**TASK DIRECTIONS**:
Could the listing below be returned exactly, with its pictures left out?
BEGIN
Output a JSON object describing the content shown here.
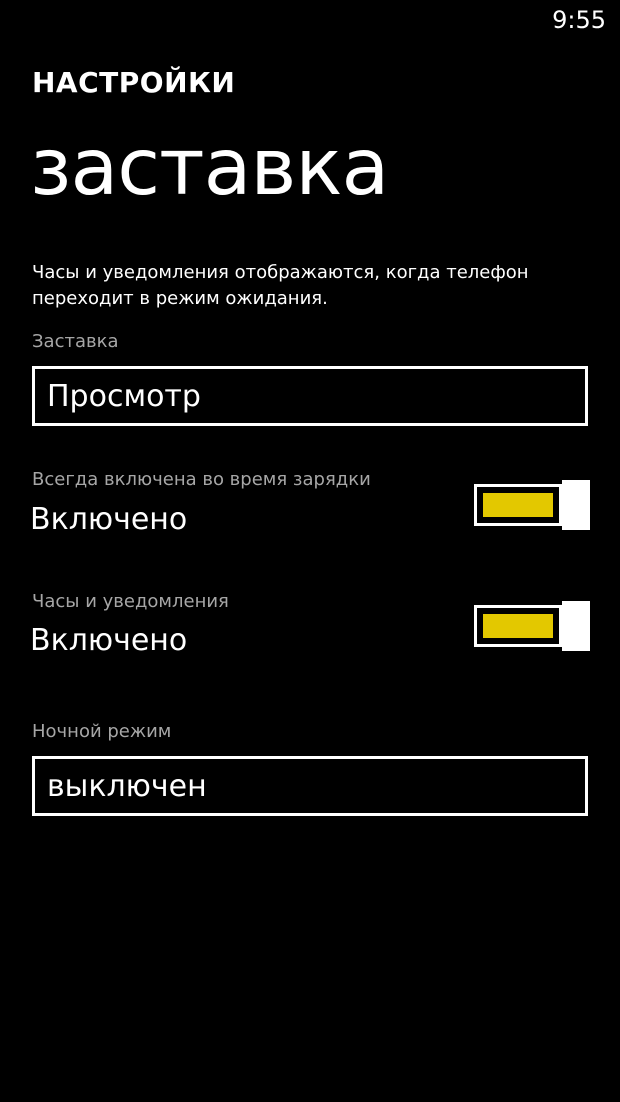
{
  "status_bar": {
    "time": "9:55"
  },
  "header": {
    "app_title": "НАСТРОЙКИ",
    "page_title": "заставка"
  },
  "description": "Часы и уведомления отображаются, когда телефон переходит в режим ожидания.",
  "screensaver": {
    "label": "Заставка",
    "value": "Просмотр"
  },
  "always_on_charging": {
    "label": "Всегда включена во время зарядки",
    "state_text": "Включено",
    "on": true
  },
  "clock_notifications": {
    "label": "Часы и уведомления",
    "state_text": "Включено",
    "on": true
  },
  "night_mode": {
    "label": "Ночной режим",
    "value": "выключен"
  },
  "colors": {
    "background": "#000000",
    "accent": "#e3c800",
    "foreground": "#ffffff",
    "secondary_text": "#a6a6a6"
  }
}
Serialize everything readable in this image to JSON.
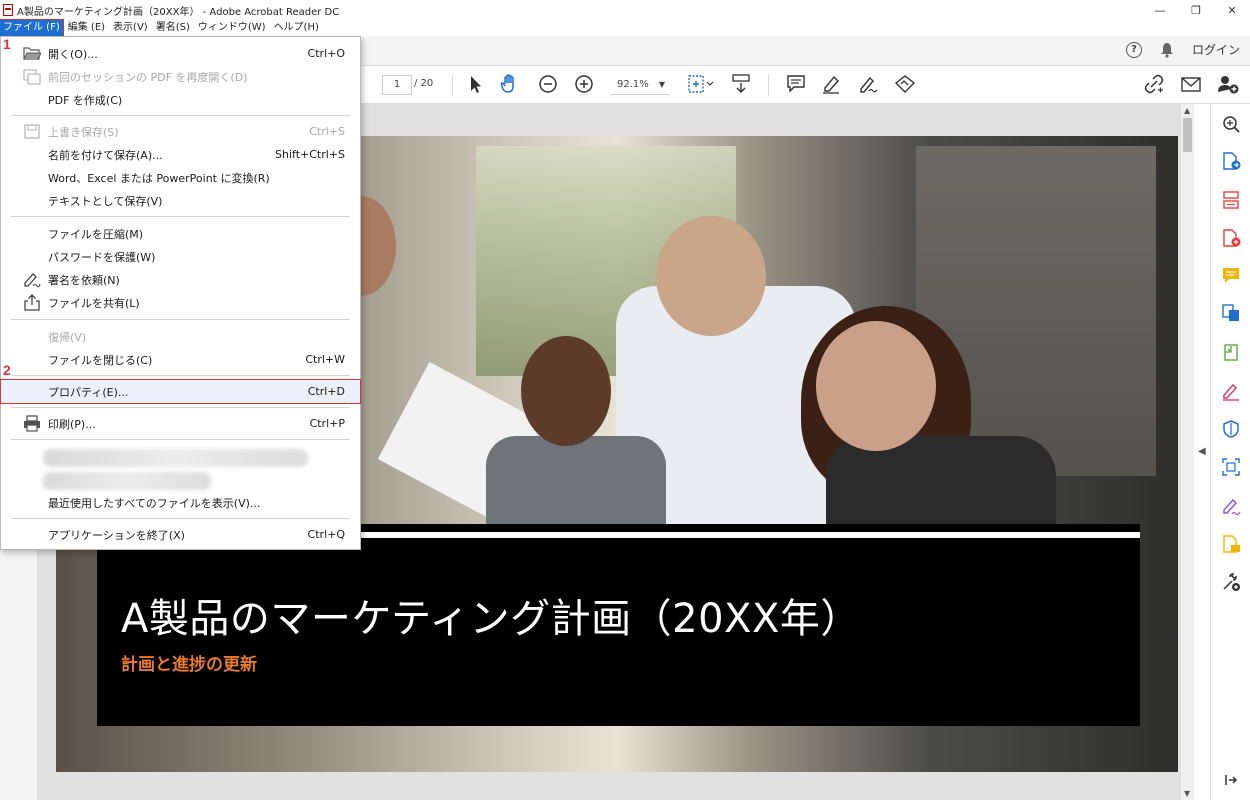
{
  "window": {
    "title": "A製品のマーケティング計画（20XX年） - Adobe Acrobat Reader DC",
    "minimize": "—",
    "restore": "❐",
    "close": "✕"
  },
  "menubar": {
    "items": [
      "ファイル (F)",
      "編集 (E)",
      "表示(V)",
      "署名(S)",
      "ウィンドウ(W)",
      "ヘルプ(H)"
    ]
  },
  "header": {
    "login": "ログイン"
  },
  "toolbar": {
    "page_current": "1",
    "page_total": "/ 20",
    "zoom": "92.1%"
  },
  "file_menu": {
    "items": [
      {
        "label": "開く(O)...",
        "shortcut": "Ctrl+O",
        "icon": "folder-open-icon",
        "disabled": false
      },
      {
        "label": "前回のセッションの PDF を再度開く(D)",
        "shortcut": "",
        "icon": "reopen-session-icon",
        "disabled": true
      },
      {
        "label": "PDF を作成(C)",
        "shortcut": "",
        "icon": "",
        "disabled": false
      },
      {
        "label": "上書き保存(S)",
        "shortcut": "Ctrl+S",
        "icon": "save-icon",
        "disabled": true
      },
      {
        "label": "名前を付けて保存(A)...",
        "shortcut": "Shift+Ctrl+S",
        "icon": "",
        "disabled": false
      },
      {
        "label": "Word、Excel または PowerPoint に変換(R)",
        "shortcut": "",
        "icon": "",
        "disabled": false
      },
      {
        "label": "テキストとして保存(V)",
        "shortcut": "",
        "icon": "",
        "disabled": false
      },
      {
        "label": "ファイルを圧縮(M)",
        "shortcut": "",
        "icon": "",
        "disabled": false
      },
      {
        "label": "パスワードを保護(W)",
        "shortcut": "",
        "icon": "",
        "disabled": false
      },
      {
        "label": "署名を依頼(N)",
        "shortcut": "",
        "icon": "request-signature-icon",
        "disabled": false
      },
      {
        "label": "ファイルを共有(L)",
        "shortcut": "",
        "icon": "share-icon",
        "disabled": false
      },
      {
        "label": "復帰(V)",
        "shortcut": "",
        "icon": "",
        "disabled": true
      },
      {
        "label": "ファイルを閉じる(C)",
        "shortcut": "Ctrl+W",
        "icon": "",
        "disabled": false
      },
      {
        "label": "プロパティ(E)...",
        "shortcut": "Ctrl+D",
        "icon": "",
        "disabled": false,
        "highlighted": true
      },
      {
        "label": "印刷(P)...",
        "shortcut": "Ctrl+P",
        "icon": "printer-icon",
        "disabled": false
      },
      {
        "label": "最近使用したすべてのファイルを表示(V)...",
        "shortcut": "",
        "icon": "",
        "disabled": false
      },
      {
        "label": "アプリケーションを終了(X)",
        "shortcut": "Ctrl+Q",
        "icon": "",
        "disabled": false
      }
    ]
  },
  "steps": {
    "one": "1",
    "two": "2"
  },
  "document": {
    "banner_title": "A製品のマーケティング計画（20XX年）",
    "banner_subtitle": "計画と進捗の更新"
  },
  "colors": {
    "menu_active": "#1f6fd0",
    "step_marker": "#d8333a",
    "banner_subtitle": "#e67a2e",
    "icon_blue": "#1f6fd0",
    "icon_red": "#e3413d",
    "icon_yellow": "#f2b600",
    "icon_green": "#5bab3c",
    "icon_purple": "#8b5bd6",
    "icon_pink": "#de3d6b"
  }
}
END
**OUTPUT FOR THIS TASK**:
Output a JSON object describing the content shown here.
{
  "status_bar": {
    "time": "9:55"
  },
  "header": {
    "app_title": "НАСТРОЙКИ",
    "page_title": "заставка"
  },
  "description": "Часы и уведомления отображаются, когда телефон переходит в режим ожидания.",
  "screensaver": {
    "label": "Заставка",
    "value": "Просмотр"
  },
  "always_on_charging": {
    "label": "Всегда включена во время зарядки",
    "state_text": "Включено",
    "on": true
  },
  "clock_notifications": {
    "label": "Часы и уведомления",
    "state_text": "Включено",
    "on": true
  },
  "night_mode": {
    "label": "Ночной режим",
    "value": "выключен"
  },
  "colors": {
    "background": "#000000",
    "accent": "#e3c800",
    "foreground": "#ffffff",
    "secondary_text": "#a6a6a6"
  }
}
Serialize everything readable in this image to JSON.
{
  "window": {
    "title": "A製品のマーケティング計画（20XX年） - Adobe Acrobat Reader DC",
    "minimize": "—",
    "restore": "❐",
    "close": "✕"
  },
  "menubar": {
    "items": [
      "ファイル (F)",
      "編集 (E)",
      "表示(V)",
      "署名(S)",
      "ウィンドウ(W)",
      "ヘルプ(H)"
    ]
  },
  "header": {
    "login": "ログイン"
  },
  "toolbar": {
    "page_current": "1",
    "page_total": "/ 20",
    "zoom": "92.1%"
  },
  "file_menu": {
    "items": [
      {
        "label": "開く(O)...",
        "shortcut": "Ctrl+O",
        "icon": "folder-open-icon",
        "disabled": false
      },
      {
        "label": "前回のセッションの PDF を再度開く(D)",
        "shortcut": "",
        "icon": "reopen-session-icon",
        "disabled": true
      },
      {
        "label": "PDF を作成(C)",
        "shortcut": "",
        "icon": "",
        "disabled": false
      },
      {
        "label": "上書き保存(S)",
        "shortcut": "Ctrl+S",
        "icon": "save-icon",
        "disabled": true
      },
      {
        "label": "名前を付けて保存(A)...",
        "shortcut": "Shift+Ctrl+S",
        "icon": "",
        "disabled": false
      },
      {
        "label": "Word、Excel または PowerPoint に変換(R)",
        "shortcut": "",
        "icon": "",
        "disabled": false
      },
      {
        "label": "テキストとして保存(V)",
        "shortcut": "",
        "icon": "",
        "disabled": false
      },
      {
        "label": "ファイルを圧縮(M)",
        "shortcut": "",
        "icon": "",
        "disabled": false
      },
      {
        "label": "パスワードを保護(W)",
        "shortcut": "",
        "icon": "",
        "disabled": false
      },
      {
        "label": "署名を依頼(N)",
        "shortcut": "",
        "icon": "request-signature-icon",
        "disabled": false
      },
      {
        "label": "ファイルを共有(L)",
        "shortcut": "",
        "icon": "share-icon",
        "disabled": false
      },
      {
        "label": "復帰(V)",
        "shortcut": "",
        "icon": "",
        "disabled": true
      },
      {
        "label": "ファイルを閉じる(C)",
        "shortcut": "Ctrl+W",
        "icon": "",
        "disabled": false
      },
      {
        "label": "プロパティ(E)...",
        "shortcut": "Ctrl+D",
        "icon": "",
        "disabled": false,
        "highlighted": true
      },
      {
        "label": "印刷(P)...",
        "shortcut": "Ctrl+P",
        "icon": "printer-icon",
        "disabled": false
      },
      {
        "label": "最近使用したすべてのファイルを表示(V)...",
        "shortcut": "",
        "icon": "",
        "disabled": false
      },
      {
        "label": "アプリケーションを終了(X)",
        "shortcut": "Ctrl+Q",
        "icon": "",
        "disabled": false
      }
    ]
  },
  "steps": {
    "one": "1",
    "two": "2"
  },
  "document": {
    "banner_title": "A製品のマーケティング計画（20XX年）",
    "banner_subtitle": "計画と進捗の更新"
  },
  "colors": {
    "menu_active": "#1f6fd0",
    "step_marker": "#d8333a",
    "banner_subtitle": "#e67a2e",
    "icon_blue": "#1f6fd0",
    "icon_red": "#e3413d",
    "icon_yellow": "#f2b600",
    "icon_green": "#5bab3c",
    "icon_purple": "#8b5bd6",
    "icon_pink": "#de3d6b"
  }
}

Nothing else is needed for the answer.